Two suicide bombers struck a meeting of community leaders in a southern Afghan town near the Pakistan border on Sunday, killing at least five people and wounding 15, officials said.
One gunman on foot opened fire on guards at the entrance of the council building in Spin Boldak, forced his way inside and detonated himself, while a second attacker rammed an explosives-laden vehicle into the outside walls.
The Kandahar provincial government said that the dead were a child, a health vaccinator, a member of the shura (council), a shopkeeper and a person there to register himself for an identity card.
"All the wounded were civilians who had come to the meeting to discuss their problems with shura members," it said in a statement, adding that three people were being treated for serious injuries in Kandahar city hospital.

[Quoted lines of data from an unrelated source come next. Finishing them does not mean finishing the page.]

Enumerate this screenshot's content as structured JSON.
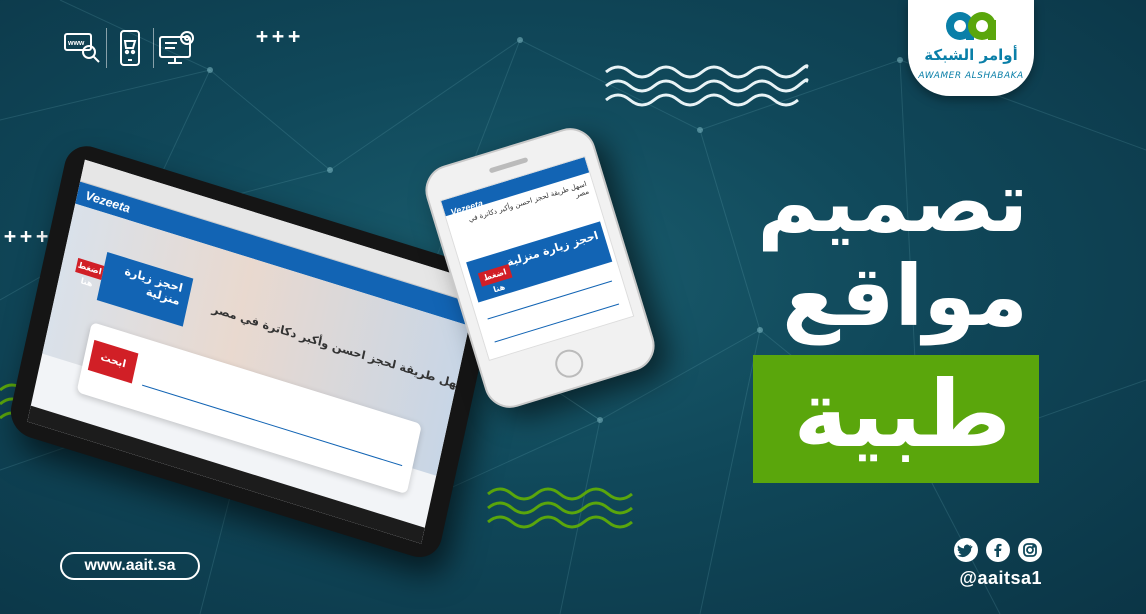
{
  "colors": {
    "background": "#10485a",
    "accent_green": "#5aa60c",
    "brand_blue": "#0a7fa8",
    "site_blue": "#1264b4",
    "site_red": "#d11f26"
  },
  "logo": {
    "arabic_name": "أوامر الشبكة",
    "latin_name": "AWAMER ALSHABAKA",
    "icon": "aa-monogram-icon"
  },
  "headline": {
    "line1": "تصميم",
    "line2": "مواقع",
    "line3": "طبية"
  },
  "top_icons": [
    "www-search-icon",
    "mobile-cart-icon",
    "monitor-settings-icon"
  ],
  "decor": {
    "plus_marks": "+++"
  },
  "website_url": "www.aait.sa",
  "social": {
    "icons": [
      "twitter-icon",
      "facebook-icon",
      "instagram-icon"
    ],
    "handle": "@aaitsa1"
  },
  "mockup": {
    "brand": "Vezeeta",
    "hero_text": "اسهل طريقة لحجز احسن وأكبر دكاترة في مصر",
    "card_text": "احجز زيارة منزلية",
    "cta": "اضغط هنا",
    "search_button": "ابحث"
  }
}
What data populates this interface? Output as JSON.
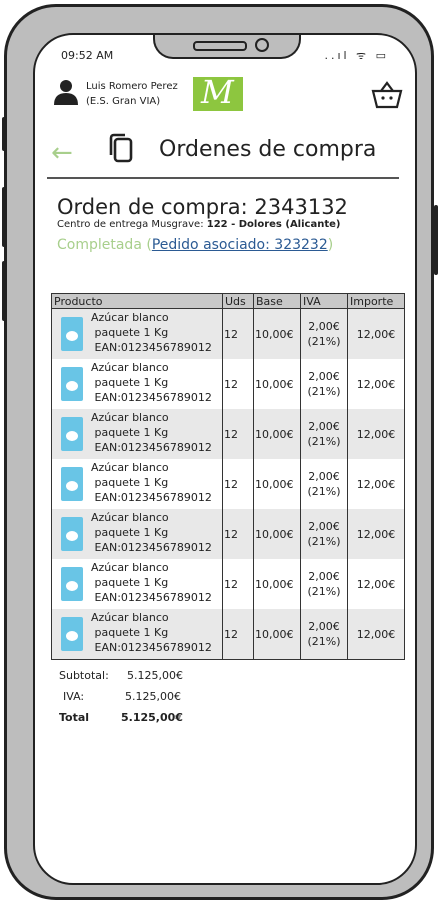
{
  "status_bar": {
    "time": "09:52 AM",
    "icons": "..ıl ᯤ ▭"
  },
  "user": {
    "name": "Luis Romero Perez",
    "station": "(E.S. Gran VIA)"
  },
  "header": {
    "title": "Ordenes de compra"
  },
  "order": {
    "title": "Orden de compra: 2343132",
    "center_label": "Centro de entrega Musgrave:",
    "center_value": "122 - Dolores (Alicante)",
    "status": "Completada",
    "linked_order": "Pedido asociado: 323232",
    "paren_open": "(",
    "paren_close": ")"
  },
  "table": {
    "headers": [
      "Producto",
      "Uds",
      "Base",
      "IVA",
      "Importe"
    ],
    "rows": [
      {
        "product": "Azúcar blanco\n paquete 1 Kg\n EAN:0123456789012",
        "uds": "12",
        "base": "10,00€",
        "iva": "2,00€\n(21%)",
        "importe": "12,00€"
      },
      {
        "product": "Azúcar blanco\n paquete 1 Kg\n EAN:0123456789012",
        "uds": "12",
        "base": "10,00€",
        "iva": "2,00€\n(21%)",
        "importe": "12,00€"
      },
      {
        "product": "Azúcar blanco\n paquete 1 Kg\n EAN:0123456789012",
        "uds": "12",
        "base": "10,00€",
        "iva": "2,00€\n(21%)",
        "importe": "12,00€"
      },
      {
        "product": "Azúcar blanco\n paquete 1 Kg\n EAN:0123456789012",
        "uds": "12",
        "base": "10,00€",
        "iva": "2,00€\n(21%)",
        "importe": "12,00€"
      },
      {
        "product": "Azúcar blanco\n paquete 1 Kg\n EAN:0123456789012",
        "uds": "12",
        "base": "10,00€",
        "iva": "2,00€\n(21%)",
        "importe": "12,00€"
      },
      {
        "product": "Azúcar blanco\n paquete 1 Kg\n EAN:0123456789012",
        "uds": "12",
        "base": "10,00€",
        "iva": "2,00€\n(21%)",
        "importe": "12,00€"
      },
      {
        "product": "Azúcar blanco\n paquete 1 Kg\n EAN:0123456789012",
        "uds": "12",
        "base": "10,00€",
        "iva": "2,00€\n(21%)",
        "importe": "12,00€"
      }
    ]
  },
  "totals": {
    "subtotal_label": "Subtotal:",
    "subtotal_value": "5.125,00€",
    "iva_label": "IVA:",
    "iva_value": "5.125,00€",
    "total_label": "Total",
    "total_value": "5.125,00€"
  },
  "colors": {
    "accent_green": "#a8cf8c",
    "link_blue": "#2b5a93",
    "logo_green": "#8dc63f"
  },
  "icons": [
    "user-icon",
    "logo",
    "cart-icon",
    "back-arrow-icon",
    "copy-icon",
    "product-image"
  ]
}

The building partially collapsed due the impact of the blasts, with some of the injured pulled from the rubble during a search operation to check for buried bodies.
Taliban spokesman Qari Yousuf Ahmadi claimed the militants were responsible, saying eight people, mostly police, were killed, though provincial officials reported no security forces had died or been injured.
Witnesses said two explosions were heard followed by small arms fire in Spin Boldak, a volatile town 100 kilometers (60 miles) south of Kandahar city.
"Every Sunday the local shura meets at the administrative building, that is where the attack happened," said Mohammad Ali, the border police chief.
About 40 residents were attending the meeting to lodge complaints with tribal elders or to petition them for assistance.
The Taliban have waged a bloody insurgency against foreign and Afghan forces since being ousted from power in a 2001 invasion led by the United States.
Spin Boldak sits on the road from Kandahar, birthplace of the Taliban movement, to the Pakistani city of Quetta, where the fugitive leaders of the insurgency are widely thought to mastermind many attacks.
The last major suicide blast in Afghanistan occurred on December 26 at a U.S. military base near the eastern city of Khost, killing at least three Afghans and wounding seven others.
It came two days after an Afghan policewoman shot dead a U.S. NATO adviser in Kabul police headquarters, the latest "insider" attack by a member of Afghanistan's security forces on their foreign allies.
NATO is handing over security duties to Afghan forces as it prepares to withdraw the bulk of its 100,000 troops by 2014, but there are fears the country will descend into civil war when foreign soldiers leave.
President Hamid Karzai travels to Washington this week for talks with President Barack Obama on a bilateral security pact, with the issue of some U.S. troops remaining in Afghanistan after 2014 high on the agenda.
The Taliban on Saturday warned of a prolonged war if any foreign troops are left as a "residual force", though U.S. media reports say that between 3,000 and 9,000 troops are likely to stay on to target militants.